I am not a misogynist. I am not a person who uses Nazi-style justifications for my actions or comments. I do not support without question the worst excesses of the press, though I worked in newspapers and other types of media for some decades.
Except that apparently, I am all those things, and possibly worse, at least according to the huge number of people calling me out on Twitter for a posting I made there.
At the weekend the Mail on Sunday published a truly vile story about Angela Rayner, the shadow Chancellor. The paper claimed that she deliberately crossed and uncrossed her legs when sitting opposite Boris Johnson at Prime Minister’s Question Time to distract him.
There was more, and another implication I am not going to take further. The story was sourced to the usual unnamed Tory MPs, and it made mention of her working-class background, single parenthood at 16 and a claim that, with such a background, she could not hope to compete in proper debate with Eton-educated Johnson and was forced to adopt such tactics.
It was a truly horrible, misogynistic, snobbish piece, one of the worst examples of gutter journalism I can recall. Gutter? No, the piece was halfway down the sewerage system, which is where it belonged.
As it happens, I used to know the writer, the paper’s political editor, Glen Owen. I worked with him. When he departed for the MoS I did wonder if he realised what he was getting himself into, even if the money was almost certainly much more than we were paying him.
I tweeted this:
Two things are clear enough from this Tweet.
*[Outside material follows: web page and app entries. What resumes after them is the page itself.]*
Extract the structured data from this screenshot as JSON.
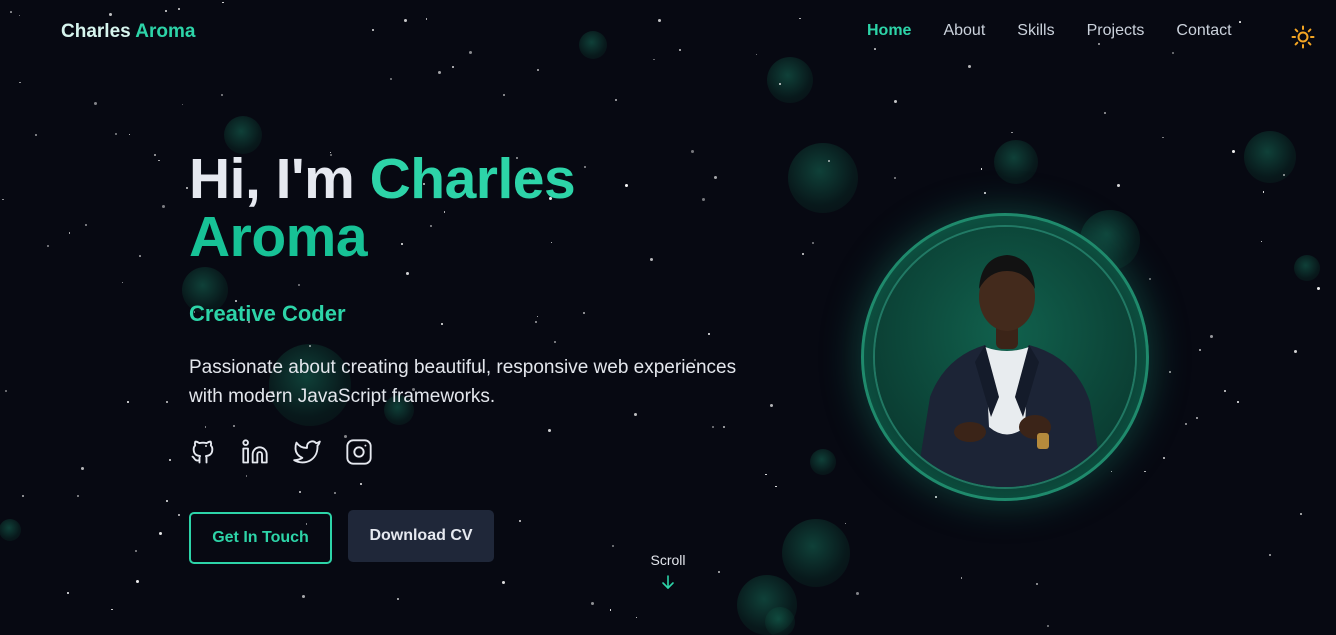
{
  "header": {
    "brand_first": "Charles",
    "brand_last": "Aroma",
    "nav": [
      {
        "label": "Home",
        "active": true
      },
      {
        "label": "About",
        "active": false
      },
      {
        "label": "Skills",
        "active": false
      },
      {
        "label": "Projects",
        "active": false
      },
      {
        "label": "Contact",
        "active": false
      }
    ],
    "theme_toggle_icon": "sun-icon"
  },
  "hero": {
    "greeting": "Hi, I'm",
    "name_first": "Charles",
    "name_last": "Aroma",
    "role": "Creative Coder",
    "description": "Passionate about creating beautiful, responsive web experiences with modern JavaScript frameworks.",
    "socials": [
      "github-icon",
      "linkedin-icon",
      "twitter-icon",
      "instagram-icon"
    ],
    "primary_button": "Get In Touch",
    "secondary_button": "Download CV"
  },
  "scroll_hint": {
    "label": "Scroll",
    "icon": "arrow-down-icon"
  },
  "colors": {
    "background": "#070912",
    "accent": "#2dd4a8",
    "button_dark": "#1f2739",
    "theme_icon": "#f5a623"
  }
}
One, it is obvious I thought the piece was awful and made no effort to defend it. Two, I wondered how someone who, when I knew him years ago seemed fundamentally decent, could bring himself to write such a thing. Presumably he was forced to, unless he has changed to an extraordinary degree since I worked with him.
The instant outrage on Twitter was extraordinary and continues a good day or more later. I must have approved of and agreed with the piece. I was defending him. Journalists have “no morals, ethics, integrity, conscience, a spine”.
It got worse. I was using the excuses made by the Nazis – “I was only following orders” – to defend him. The outpourings, now running into many dozens of tweets, went on and on, more and more vicious. Some were obscene. The Nazi thing came back. And a mention of Harold Shipman.
At one point I tried to defuse the situation. I wrote:
“Can I just make this clear. I am in no way excusing what Glen Owen wrote re Rayner in the MoS. I would never have written it. And I would never have been asked to. But I was approached to join the Mail many years ago and declined.
Glen made a decision and ended up in a place where he was forced to see his name attached to rank misogyny. This is the way some papers work. You have a family, mortgage. I am just saying the Glen I used to know would not have wanted to write this. It is how these papers work.
So please stop flaming me for something I did not write. We are on the same side in this. And I hope Rayner, a senior politician in a party to which I beling, gets some recourse out of this.”
(Note misspelling. I generally never mistype. I was very angry.)
You would think that would do the trick, wouldn’t you? It was like trying to put out a house fire with a wet tissue. The ranting went on and on. They said I was trying to backtrack on my earlier comments because I was ashamed of my support for Owen and the piece.
Hard to see how you can conclude this, from any of the above. The people flaming me on Twitter had either not read anything I actually wrote or deliberately misread it to take offence and start a fight. There is no other explanation.
I have come across a fair bit of prejudice against journalists. They tend to rank low in many people’s estimation. They are seen as venal, dishonest, and prepared to write anything for money.
You try to get over it. But this sort of Twitter pile-on is extremely distressing. The outpouring of hatred from people who have never met me is chilling. I have to tell myself they don’t know where I live. This is just sick or deranged people enjoying taking their anger out on someone, a Twitter mob.
I have never written anything for any publication I have worked for that I did not believe, often after some research, was not true. I have never been ordered to write something I knew not to be true. It just never happened in the places where I worked, nor would it.
There have been a very few times where senior editorial figures have disagreed with or disapproved of the direction I wanted to take a story. On each occasion I opposed any attempt to change what I wrote, and my view prevailed.
I have only been involved in such a Twitter pile-on twice before. The first was when I criticised Jeremy Corbyn, who has an awful lot of well-organised supporters on Twitter. The flaming went on for days. As a former financial journalist, I was clearly extremely right wing, and a supporter of unfettered free market capitalism. (I am neither, as anyone who has read anything I have written here will appreciate.)
The second time was when I queried whether I needed to take up Wordle, and find yet another way of wasting time on the Internet. Admittedly, they were rather more polite this time. They said I didn’t understand Wordle and was probably incapable of doing so. There were a lot of them.
You really would have thought that someone was questioning their religion.